COVID has made us a more resilient and agile organization. While our residential programs continued to operate 24/7, we also continued to successfully engage clients and our community through a hybrid of virtual and in-person platforms:
- Legal advocates offered help navigating a complicated virtual court process.
- Counselors provided individual trauma-informed support and group counseling with survivors of violence and those who chose to use abuse respectively.
- JBWS domestic violence trainers and educators offered our youth and community-at-large information on how to prevent domestic violence from negatively impacting their lives.
- Our dedicated volunteers continued to creatively support our staff and survivors.
- Our Crisis Response Team volunteers saw an increase in responding in-person to police stations and hospitals.
Internal communication, maintaining residential facilities, and client and staff wellness remained a priority. Extraordinary efforts were made to keep staff operational, engaged, and most of all, healthy while delivering high-quality services and support to families impacted by domestic violence. We applied for and successfully received funding to upgrade the kitchens and bathrooms in our Transitional Living apartments and replaced the flooring in the Safe House. We applied for and successfully received funding to create a Vice President position focused on human resources, our equity and inclusion practices, and promoting a culture that supports employee wellness.
Our leadership team came together monthly to strategize on how to best support our staff and each other through the ripple effect of continued racial injustices in our society, ravages of a pandemic, and staffing shortages from “The Great Resignation.” We have enhanced our internal and external communications, increased our transparency, and are not afraid to admit what we don’t know. This is why we enlisted the help of a consultant to enhance our lens of diversity, equity, and inclusion both in the work that we do with survivors and the environment we foster for our staff.
The community has remained steadfast in its support of JBWS and our clients. Our Board has prioritized sustaining the organization by developing a formal process of Board succession planning through the lens of diversity, equity, and inclusion.
Our award-winning fundraising events continued to garner the necessary support from donors and supporters old and new to fund programs and services critical to the mission of the organization.

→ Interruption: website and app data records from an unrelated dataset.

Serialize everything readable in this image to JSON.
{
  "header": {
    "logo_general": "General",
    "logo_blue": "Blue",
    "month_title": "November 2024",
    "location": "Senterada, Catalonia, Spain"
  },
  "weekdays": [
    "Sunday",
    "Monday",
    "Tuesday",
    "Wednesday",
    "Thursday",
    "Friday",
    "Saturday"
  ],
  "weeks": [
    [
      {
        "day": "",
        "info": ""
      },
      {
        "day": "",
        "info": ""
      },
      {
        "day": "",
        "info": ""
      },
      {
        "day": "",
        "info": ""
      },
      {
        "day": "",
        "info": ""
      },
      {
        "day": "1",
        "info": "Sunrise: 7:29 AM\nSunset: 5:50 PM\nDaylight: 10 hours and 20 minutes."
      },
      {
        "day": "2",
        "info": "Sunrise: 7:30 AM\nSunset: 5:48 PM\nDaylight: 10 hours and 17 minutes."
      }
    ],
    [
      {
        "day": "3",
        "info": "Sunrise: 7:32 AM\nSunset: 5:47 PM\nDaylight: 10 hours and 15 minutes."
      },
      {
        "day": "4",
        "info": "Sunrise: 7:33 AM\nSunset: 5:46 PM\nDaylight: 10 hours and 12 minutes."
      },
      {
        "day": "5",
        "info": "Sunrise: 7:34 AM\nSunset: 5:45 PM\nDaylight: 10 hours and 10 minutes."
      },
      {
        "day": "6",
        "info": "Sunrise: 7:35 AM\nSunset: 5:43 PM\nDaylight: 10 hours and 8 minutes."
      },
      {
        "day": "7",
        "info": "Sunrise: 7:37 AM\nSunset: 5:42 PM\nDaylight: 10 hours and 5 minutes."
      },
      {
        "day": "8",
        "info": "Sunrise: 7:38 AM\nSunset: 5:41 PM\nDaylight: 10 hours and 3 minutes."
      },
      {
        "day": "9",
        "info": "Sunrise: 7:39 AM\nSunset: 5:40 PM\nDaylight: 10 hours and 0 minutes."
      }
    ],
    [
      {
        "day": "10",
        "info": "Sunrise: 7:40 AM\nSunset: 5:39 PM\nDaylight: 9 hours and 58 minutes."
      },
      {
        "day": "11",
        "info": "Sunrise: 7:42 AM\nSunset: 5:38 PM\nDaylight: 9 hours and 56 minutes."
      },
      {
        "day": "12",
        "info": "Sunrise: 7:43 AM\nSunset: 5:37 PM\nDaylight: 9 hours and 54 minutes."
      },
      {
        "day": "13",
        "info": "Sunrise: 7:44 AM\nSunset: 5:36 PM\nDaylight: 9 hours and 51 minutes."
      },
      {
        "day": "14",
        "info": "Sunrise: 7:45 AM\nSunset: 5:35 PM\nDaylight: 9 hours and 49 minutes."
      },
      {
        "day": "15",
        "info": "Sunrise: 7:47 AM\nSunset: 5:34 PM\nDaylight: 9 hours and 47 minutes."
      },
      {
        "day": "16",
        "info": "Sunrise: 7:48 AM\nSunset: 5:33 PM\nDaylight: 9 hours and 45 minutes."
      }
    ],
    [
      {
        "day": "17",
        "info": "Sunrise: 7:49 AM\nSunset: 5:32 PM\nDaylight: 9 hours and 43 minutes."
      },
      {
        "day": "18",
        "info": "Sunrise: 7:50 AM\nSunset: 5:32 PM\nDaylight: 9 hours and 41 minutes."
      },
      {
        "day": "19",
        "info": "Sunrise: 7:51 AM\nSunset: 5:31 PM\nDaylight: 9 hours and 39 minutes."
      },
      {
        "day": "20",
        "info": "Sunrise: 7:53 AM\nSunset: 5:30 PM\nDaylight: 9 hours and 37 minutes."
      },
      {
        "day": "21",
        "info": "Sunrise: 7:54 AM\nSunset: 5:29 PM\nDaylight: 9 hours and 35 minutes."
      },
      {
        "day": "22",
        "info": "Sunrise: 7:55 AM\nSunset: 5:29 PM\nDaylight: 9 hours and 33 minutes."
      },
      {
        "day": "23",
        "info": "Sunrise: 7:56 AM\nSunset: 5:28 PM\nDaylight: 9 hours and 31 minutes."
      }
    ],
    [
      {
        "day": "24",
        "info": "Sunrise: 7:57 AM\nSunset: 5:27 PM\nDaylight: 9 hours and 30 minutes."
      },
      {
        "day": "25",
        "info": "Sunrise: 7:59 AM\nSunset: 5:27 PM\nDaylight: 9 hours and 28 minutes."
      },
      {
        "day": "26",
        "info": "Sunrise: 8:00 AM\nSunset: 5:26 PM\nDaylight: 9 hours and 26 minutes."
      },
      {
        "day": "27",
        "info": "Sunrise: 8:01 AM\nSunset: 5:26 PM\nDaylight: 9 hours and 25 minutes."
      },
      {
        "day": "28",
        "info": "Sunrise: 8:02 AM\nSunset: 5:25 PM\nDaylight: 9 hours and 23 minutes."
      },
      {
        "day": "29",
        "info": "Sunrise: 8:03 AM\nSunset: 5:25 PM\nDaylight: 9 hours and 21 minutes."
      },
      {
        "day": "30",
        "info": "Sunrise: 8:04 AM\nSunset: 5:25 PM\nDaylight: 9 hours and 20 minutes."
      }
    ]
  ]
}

We are still learning. I believe that it is imperative to always find ways to improve our policies and practices while remaining true to our mission. The pandemic has created an environment with brand-new challenges, but we have learned to be flexible by design, as opposed to adapting only when there is a crisis.
In 2022, JBWS will continue to harness the passion and strength of a community of dedicated staff, volunteers, donors, and survivors to move in synchronized efforts to overcome any obstacle in our path. Join us.
Diane M. Williams, MSW, LCSW
President & CEO